Then Milan and her people become a prey to the rude outrages of French soldiery. Leonardo's great horse was broken in pieces by Gascon archers, and the Castello, "which had once held the finest flower of the whole world, became," in Castiglione's words, "a place of drinking-booths and dung-hills." The treasures of art and beauty stored up within its walls were destroyed by barbarous hands, and all that brilliant company was dispersed and scattered abroad. Artists and poets, knights and scholarsLeonardo and Bramante, Galeazzo and Niccolowere driven out, and went their way each in a different direction, to seek new homes and other patrons. But the memory of the young duchessthe Donna beata of Pistoja and Visconti's songlived for many a year in the hearts of her loyal servants, Castiglione enshrined her name in his immortal pages, Ariosto celebrated her virtues in the cantos of his "Orlando Furioso," and far on in the new century, grey-headed scholars spoke of her as "la più zentil Donna d'Italia"the sweetest lady in all Italy.
And to-day, as we pace the dim aisles of the great Certosa, we may look on the marble effigy of Duchess Beatrice and see the lovely face with the curling locks and child-like features which the Lombard sculptor carved, and which still bears witness to the love of Lodovico Sforza for his young wife.
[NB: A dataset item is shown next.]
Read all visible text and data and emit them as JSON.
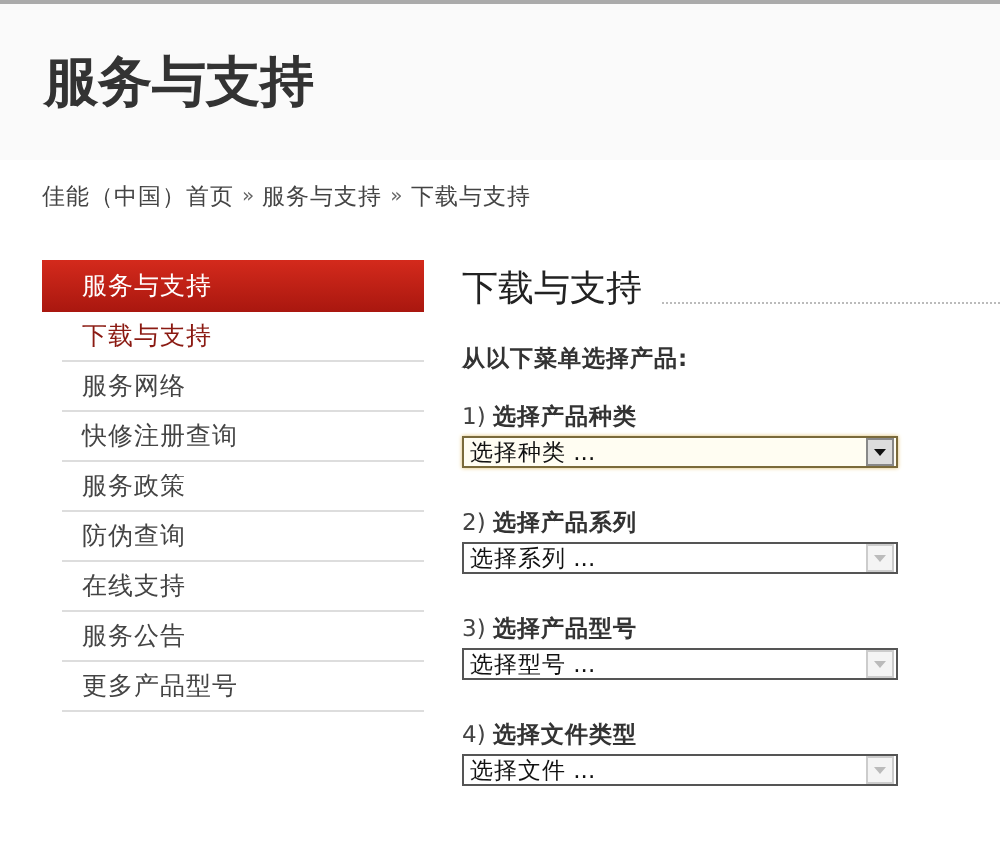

In conclusion, I must acknowledge how deeply I am indebted to Signor Luzio, keeper of the Gonzaga archives at Mantua, and to his able colleague, Signor Renier, for the assistance which they have lent to my researches, as well as for the help afforded by their own publications, in which many of Isabella and Beatrice d'Este's most interesting letters have already been given to the world. The State archives of Milan and Mantua are the principal sources from which the information contained in the present volume is drawn, and a list of the other authorities which have been consulted is given below.